**WHAT YOU NEED TO DO:** With pictures omitted, restate the data word for word.
══ EXERCISE INPUTS ══
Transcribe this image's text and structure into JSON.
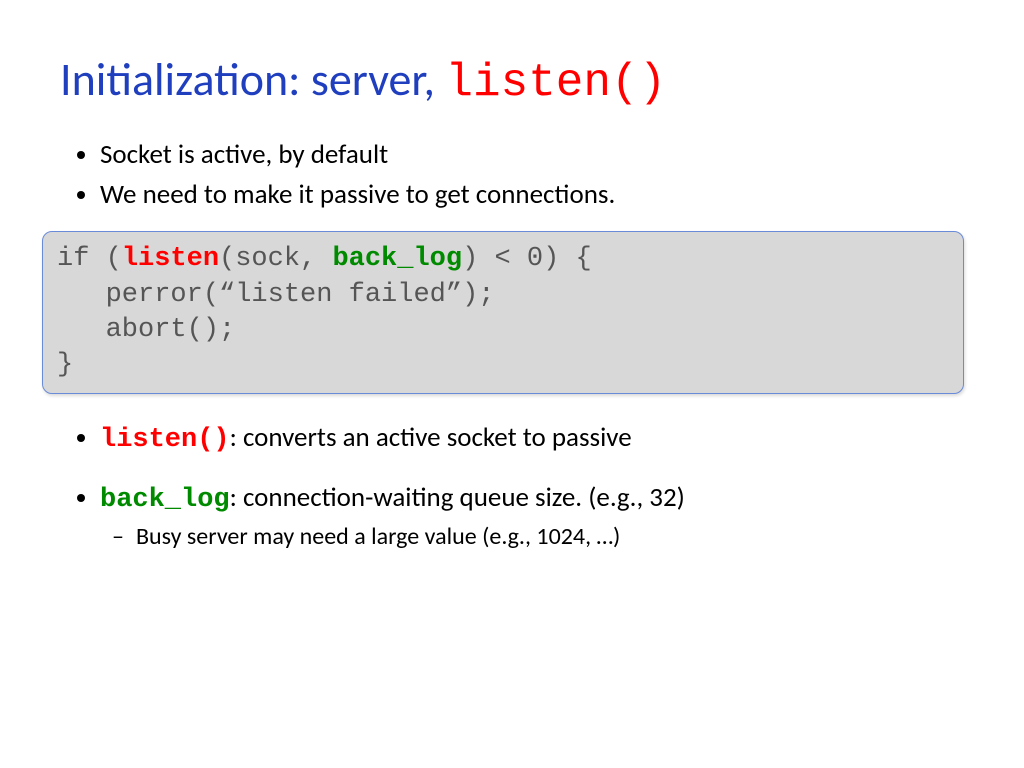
{
  "title": {
    "part1": "Initialization: server, ",
    "part2": "listen()"
  },
  "intro": [
    "Socket is active, by default",
    "We need to make it passive to get connections."
  ],
  "code": {
    "line1_a": "if (",
    "line1_listen": "listen",
    "line1_b": "(sock, ",
    "line1_backlog": "back_log",
    "line1_c": ") < 0) {",
    "line2": "   perror(“listen failed”);",
    "line3": "   abort();",
    "line4": "}"
  },
  "desc": {
    "listen_kw": "listen()",
    "listen_txt": ": converts an active socket to passive",
    "backlog_kw": "back_log",
    "backlog_txt": ": connection-waiting queue size. (e.g., 32)",
    "backlog_sub": "Busy server may need a large value (e.g., 1024, …)"
  }
}
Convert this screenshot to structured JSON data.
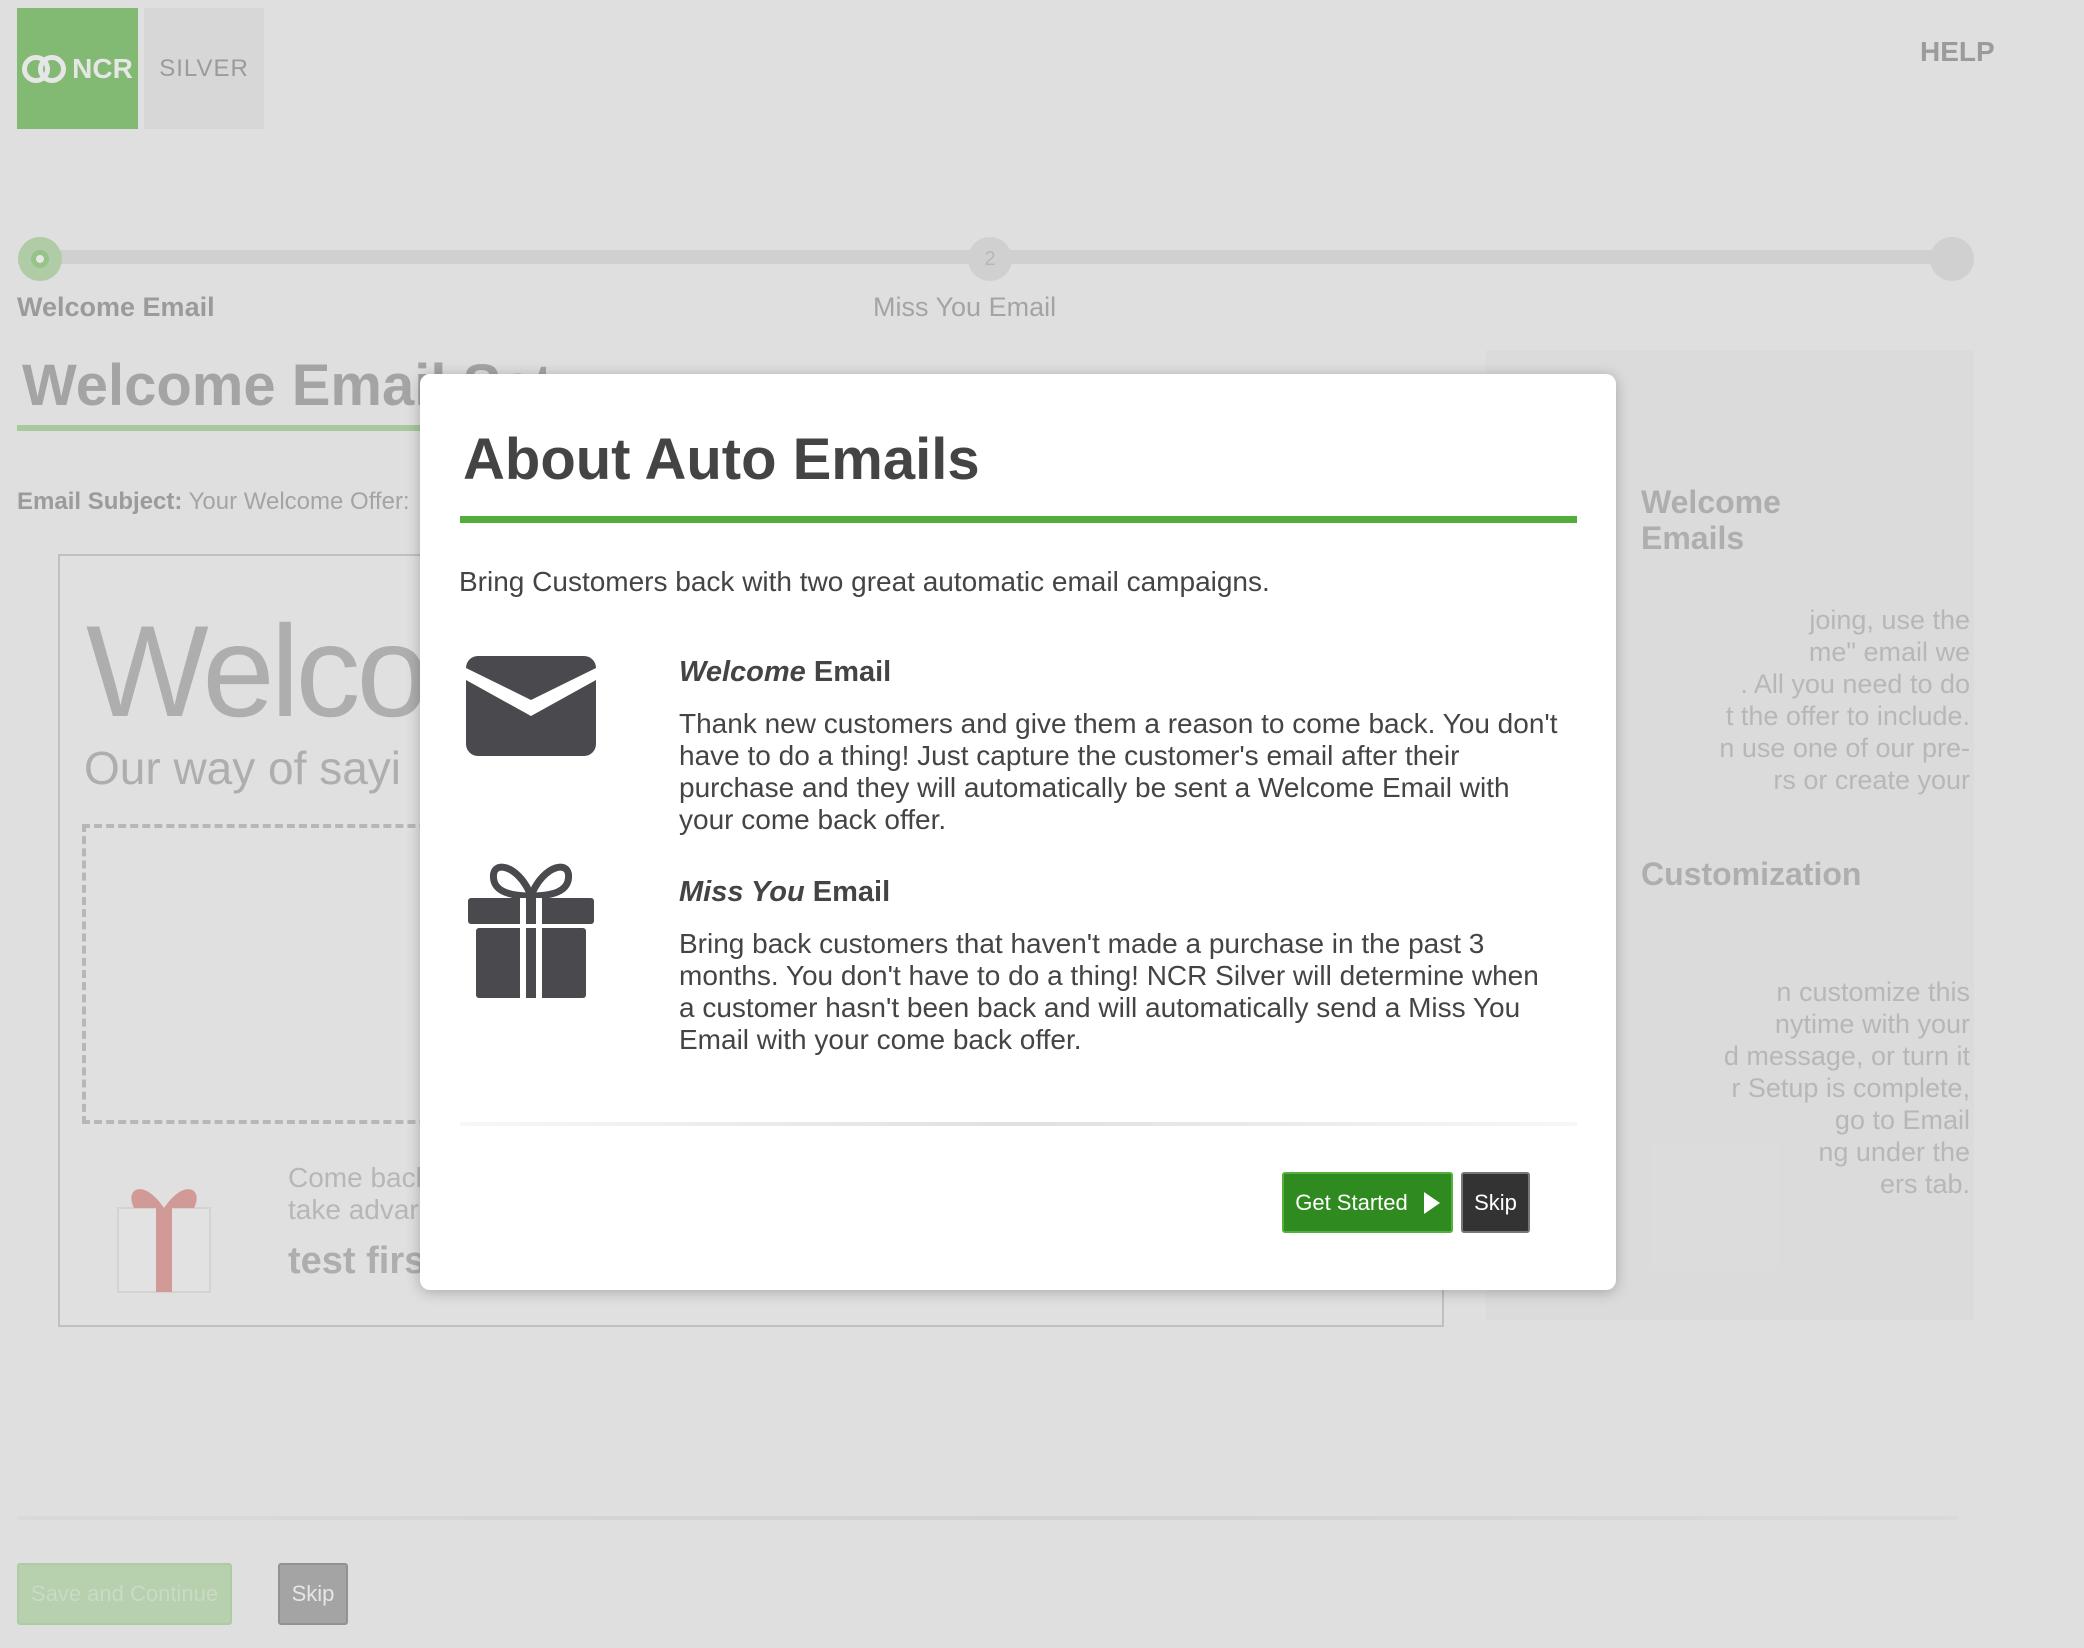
{
  "header": {
    "logo_ncr": "NCR",
    "logo_silver": "SILVER",
    "help_label": "HELP"
  },
  "progress": {
    "steps": [
      {
        "label": "Welcome Email",
        "number": ""
      },
      {
        "label": "Miss You Email",
        "number": "2"
      }
    ]
  },
  "background": {
    "page_title": "Welcome Email Set",
    "email_subject_label": "Email Subject:",
    "email_subject_value": "Your Welcome Offer:",
    "preview_welcome": "Welco",
    "preview_sub": "Our way of sayi",
    "preview_come_back_line1": "Come bacl",
    "preview_come_back_line2": "take advar",
    "preview_test": "test firs",
    "side_heading_1": "Welcome\nEmails",
    "side_text_1": "joing, use the\nme\" email we\n. All you need to do\nt the offer to include.\nn use one of our pre-\nrs or create your",
    "side_heading_2": "Customization",
    "side_text_2": "n customize this\nnytime with your\nd message, or turn it\nr Setup is complete,\ngo to Email\nng under the\ners tab.",
    "save_continue_label": "Save and Continue",
    "skip_label": "Skip"
  },
  "modal": {
    "title": "About Auto Emails",
    "intro": "Bring Customers back with two great automatic email campaigns.",
    "sections": [
      {
        "icon": "envelope-icon",
        "title_italic": "Welcome",
        "title_rest": " Email",
        "body": "Thank new customers and give them a reason to come back. You don't have to do a thing! Just capture the customer's email after their purchase and they will automatically be sent a Welcome Email with your come back offer."
      },
      {
        "icon": "gift-icon",
        "title_italic": "Miss You",
        "title_rest": " Email",
        "body": "Bring back customers that haven't made a purchase in the past 3 months. You don't have to do a thing! NCR Silver will determine when a customer hasn't been back and will automatically send a Miss You Email with your come back offer."
      }
    ],
    "get_started_label": "Get Started",
    "skip_label": "Skip"
  },
  "colors": {
    "brand_green": "#52ad3b",
    "button_green": "#2f8a1f",
    "button_dark": "#333333"
  }
}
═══
**RESPONSE TO THE EXERCISE:**
Transcribe this image's text and structure into JSON.
{
  "title": {
    "part1": "Initialization: server, ",
    "part2": "listen()"
  },
  "intro": [
    "Socket is active, by default",
    "We need to make it passive to get connections."
  ],
  "code": {
    "line1_a": "if (",
    "line1_listen": "listen",
    "line1_b": "(sock, ",
    "line1_backlog": "back_log",
    "line1_c": ") < 0) {",
    "line2": "   perror(“listen failed”);",
    "line3": "   abort();",
    "line4": "}"
  },
  "desc": {
    "listen_kw": "listen()",
    "listen_txt": ": converts an active socket to passive",
    "backlog_kw": "back_log",
    "backlog_txt": ": connection-waiting queue size. (e.g., 32)",
    "backlog_sub": "Busy server may need a large value (e.g., 1024, …)"
  }
}
Convert this screenshot to structured JSON data.
{
  "header": {
    "logo_ncr": "NCR",
    "logo_silver": "SILVER",
    "help_label": "HELP"
  },
  "progress": {
    "steps": [
      {
        "label": "Welcome Email",
        "number": ""
      },
      {
        "label": "Miss You Email",
        "number": "2"
      }
    ]
  },
  "background": {
    "page_title": "Welcome Email Set",
    "email_subject_label": "Email Subject:",
    "email_subject_value": "Your Welcome Offer:",
    "preview_welcome": "Welco",
    "preview_sub": "Our way of sayi",
    "preview_come_back_line1": "Come bacl",
    "preview_come_back_line2": "take advar",
    "preview_test": "test firs",
    "side_heading_1": "Welcome\nEmails",
    "side_text_1": "joing, use the\nme\" email we\n. All you need to do\nt the offer to include.\nn use one of our pre-\nrs or create your",
    "side_heading_2": "Customization",
    "side_text_2": "n customize this\nnytime with your\nd message, or turn it\nr Setup is complete,\ngo to Email\nng under the\ners tab.",
    "save_continue_label": "Save and Continue",
    "skip_label": "Skip"
  },
  "modal": {
    "title": "About Auto Emails",
    "intro": "Bring Customers back with two great automatic email campaigns.",
    "sections": [
      {
        "icon": "envelope-icon",
        "title_italic": "Welcome",
        "title_rest": " Email",
        "body": "Thank new customers and give them a reason to come back. You don't have to do a thing! Just capture the customer's email after their purchase and they will automatically be sent a Welcome Email with your come back offer."
      },
      {
        "icon": "gift-icon",
        "title_italic": "Miss You",
        "title_rest": " Email",
        "body": "Bring back customers that haven't made a purchase in the past 3 months. You don't have to do a thing! NCR Silver will determine when a customer hasn't been back and will automatically send a Miss You Email with your come back offer."
      }
    ],
    "get_started_label": "Get Started",
    "skip_label": "Skip"
  },
  "colors": {
    "brand_green": "#52ad3b",
    "button_green": "#2f8a1f",
    "button_dark": "#333333"
  }
}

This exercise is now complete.